Organizational attractiveness and prospective applicants' intentions to apply
Authors: Gomes, Daniel; Neves, José
Source: Personnel Review, Volume 40, Number 6, 2011 , pp. 684-699(16)
Publisher: Emerald Group Publishing Limited

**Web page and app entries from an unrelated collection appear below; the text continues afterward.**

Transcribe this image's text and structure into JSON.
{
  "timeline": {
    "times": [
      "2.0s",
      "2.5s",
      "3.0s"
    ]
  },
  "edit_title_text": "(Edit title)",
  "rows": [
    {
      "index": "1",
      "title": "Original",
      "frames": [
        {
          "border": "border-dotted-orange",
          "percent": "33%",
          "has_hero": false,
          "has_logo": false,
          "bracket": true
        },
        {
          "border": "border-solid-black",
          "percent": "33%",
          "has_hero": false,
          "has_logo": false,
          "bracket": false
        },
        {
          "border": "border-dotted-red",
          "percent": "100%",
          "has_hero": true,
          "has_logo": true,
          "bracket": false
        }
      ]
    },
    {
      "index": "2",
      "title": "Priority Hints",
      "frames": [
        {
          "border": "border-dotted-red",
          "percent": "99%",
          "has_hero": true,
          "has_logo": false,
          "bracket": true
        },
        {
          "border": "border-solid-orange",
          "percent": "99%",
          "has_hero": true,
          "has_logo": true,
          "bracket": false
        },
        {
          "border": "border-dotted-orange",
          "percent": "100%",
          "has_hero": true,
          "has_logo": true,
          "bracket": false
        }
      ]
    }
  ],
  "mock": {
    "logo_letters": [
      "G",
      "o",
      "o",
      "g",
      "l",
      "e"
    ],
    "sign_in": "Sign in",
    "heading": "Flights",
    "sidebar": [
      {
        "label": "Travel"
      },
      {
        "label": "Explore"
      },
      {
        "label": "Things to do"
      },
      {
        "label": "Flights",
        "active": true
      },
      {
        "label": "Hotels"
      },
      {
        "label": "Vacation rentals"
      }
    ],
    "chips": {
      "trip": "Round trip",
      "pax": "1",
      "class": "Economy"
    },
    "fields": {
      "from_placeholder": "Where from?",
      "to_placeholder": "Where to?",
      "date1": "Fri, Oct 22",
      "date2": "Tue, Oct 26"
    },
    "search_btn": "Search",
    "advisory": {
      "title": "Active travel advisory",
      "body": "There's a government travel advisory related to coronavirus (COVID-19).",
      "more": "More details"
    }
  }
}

Abstract:Purpose ‐ This paper aims to clarify the process that leads prospective applicants to apply for a job vacancy when one is being evaluated. It proposes that prospective applicants evaluate a job vacancy based on the characteristics of the job and the organizational attributes. This will determine organizational attractiveness perception, and will result in the intention to apply for a job vacancy. Design/methodology/approach ‐ An adapted employment ad that described a job and an organization were presented to 51 marketing professionals and to 73 undergraduate marketing students, who were asked to respond to a questionnaire that contained the measures of the study variables. The hypotheses were tested using linear regression methodology. Findings ‐ Organizational attractiveness fully mediates the relations between the job characteristics and the organizational attributes with intention to apply for a job vacancy. Analysis over the compared importance of each factor has outlined the major importance of the organizational attributes and feedback of the job for determining this process. Research limitations/implications ‐ Future research should clarify the role of organizational image as an employer and organizational familiarity in this process. Practical implications ‐ Recruitment messages in employment ads should place preferential focus on the elements of organization attributes and feedback of the job. These elements will more strongly determine attractiveness perception, and consequentially, predict intention to apply to a job vacancy. Originality/value ‐ The study clarifies the role of organizational attractiveness in the process that leads to intention to apply for a job vacancy. A significant part of the proposed model was based on clues retrieved from existing research.
Document Type: Research Article
Publication date: September 20, 2011